Why do I want to share?
I thought about this question a lot over the last few days. What drives our need to share what we do?
Sharing is a way of connecting. We want to connect, we want people to like us, so we share in the hope that they will like us. Often that means sharing turns into ‘peacocking’ where photos and status posts are all about how great things are and how wonderful everything is and hey, check out my new designer bag and the cruise I’ve just booked…
That’s not what I’m interested in. I don’t want to make anyone feel bad with what I share. But I do want to be a better, more open, person, and part of my failure to commit fully to any one platform is that I don’t have the confidence that I’m worthy of it.
I also would like a way to record what we do as a family – a kind of online journal of our weekends, holidays, and ordinary days. The little snippets of conversation that make me laugh and the photos that make my heart sing.
I basically want my whole digital life to be centralised from a single hub.
And then, as soon as all these feelings threaten to overwhelm me enough to be the catalyst for action, I feel fear. Fear that I don’t want to share myself with anyone because I will be judged. I remember my father telling me that he thought my blog (in 2006) was “kind of private”. At the time I was writing from America because I wanted to keep in touch with people back home.

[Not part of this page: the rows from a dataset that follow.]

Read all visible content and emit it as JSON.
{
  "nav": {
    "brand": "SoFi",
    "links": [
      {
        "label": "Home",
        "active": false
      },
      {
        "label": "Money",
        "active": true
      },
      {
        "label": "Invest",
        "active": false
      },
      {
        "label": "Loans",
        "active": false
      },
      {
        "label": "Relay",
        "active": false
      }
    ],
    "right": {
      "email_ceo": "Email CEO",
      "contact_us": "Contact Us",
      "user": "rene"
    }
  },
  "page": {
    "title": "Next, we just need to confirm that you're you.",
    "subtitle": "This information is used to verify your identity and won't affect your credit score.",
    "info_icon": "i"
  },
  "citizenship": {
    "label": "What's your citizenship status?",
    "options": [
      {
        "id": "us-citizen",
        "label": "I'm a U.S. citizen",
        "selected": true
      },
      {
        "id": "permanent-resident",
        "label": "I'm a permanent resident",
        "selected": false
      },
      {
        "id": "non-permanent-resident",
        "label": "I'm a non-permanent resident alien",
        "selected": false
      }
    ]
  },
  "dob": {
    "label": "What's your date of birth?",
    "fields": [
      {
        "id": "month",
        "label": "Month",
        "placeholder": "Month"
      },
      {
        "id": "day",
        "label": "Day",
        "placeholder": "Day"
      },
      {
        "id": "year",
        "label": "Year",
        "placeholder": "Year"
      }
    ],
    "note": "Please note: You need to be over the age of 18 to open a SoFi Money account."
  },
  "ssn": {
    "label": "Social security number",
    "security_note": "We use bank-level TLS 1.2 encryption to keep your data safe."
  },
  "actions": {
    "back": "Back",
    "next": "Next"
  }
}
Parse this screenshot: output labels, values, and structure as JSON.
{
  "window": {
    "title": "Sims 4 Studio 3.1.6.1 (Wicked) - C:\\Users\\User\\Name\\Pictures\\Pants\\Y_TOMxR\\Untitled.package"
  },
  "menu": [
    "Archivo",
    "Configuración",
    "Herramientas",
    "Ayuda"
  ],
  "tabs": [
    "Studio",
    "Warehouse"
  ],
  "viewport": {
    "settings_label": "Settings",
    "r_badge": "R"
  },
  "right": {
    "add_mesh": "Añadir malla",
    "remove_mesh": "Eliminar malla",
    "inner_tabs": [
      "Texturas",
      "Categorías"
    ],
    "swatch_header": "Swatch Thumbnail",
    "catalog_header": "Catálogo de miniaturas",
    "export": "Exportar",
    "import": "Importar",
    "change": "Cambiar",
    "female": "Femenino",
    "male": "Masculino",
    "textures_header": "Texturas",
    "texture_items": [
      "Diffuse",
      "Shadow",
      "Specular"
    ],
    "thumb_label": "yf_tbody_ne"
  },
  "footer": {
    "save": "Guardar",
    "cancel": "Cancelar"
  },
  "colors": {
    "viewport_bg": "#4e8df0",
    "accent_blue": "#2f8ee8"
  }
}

The fact that he seemed to disapprove of airing my thoughts – which weren’t particularly soul-searching or private – made me feel small and sad and like what I was doing was wrong.
But I do feel a change coming. I want to get this sorted out, and clear up all my scattered and far-flung digital profiles and half-started digital projects.
As the house we live in becomes ever more clear, I see with more clarity how things eat up our time, and how all of our ‘commitments’, from Facebook (because it is a commitment) to blogging to caring for our houses and possessions, right down to our regular jobs and daily/weekly/monthly chores, reduce the space and creativity for what we are really passionate about doing.
I want to build a life that I feel no shame in telling other people about. I want to create, not to endlessly consume. I want to share what I learn with others.
I want my use of the internet to be easy, genuine, and fun.
I just have to figure out how.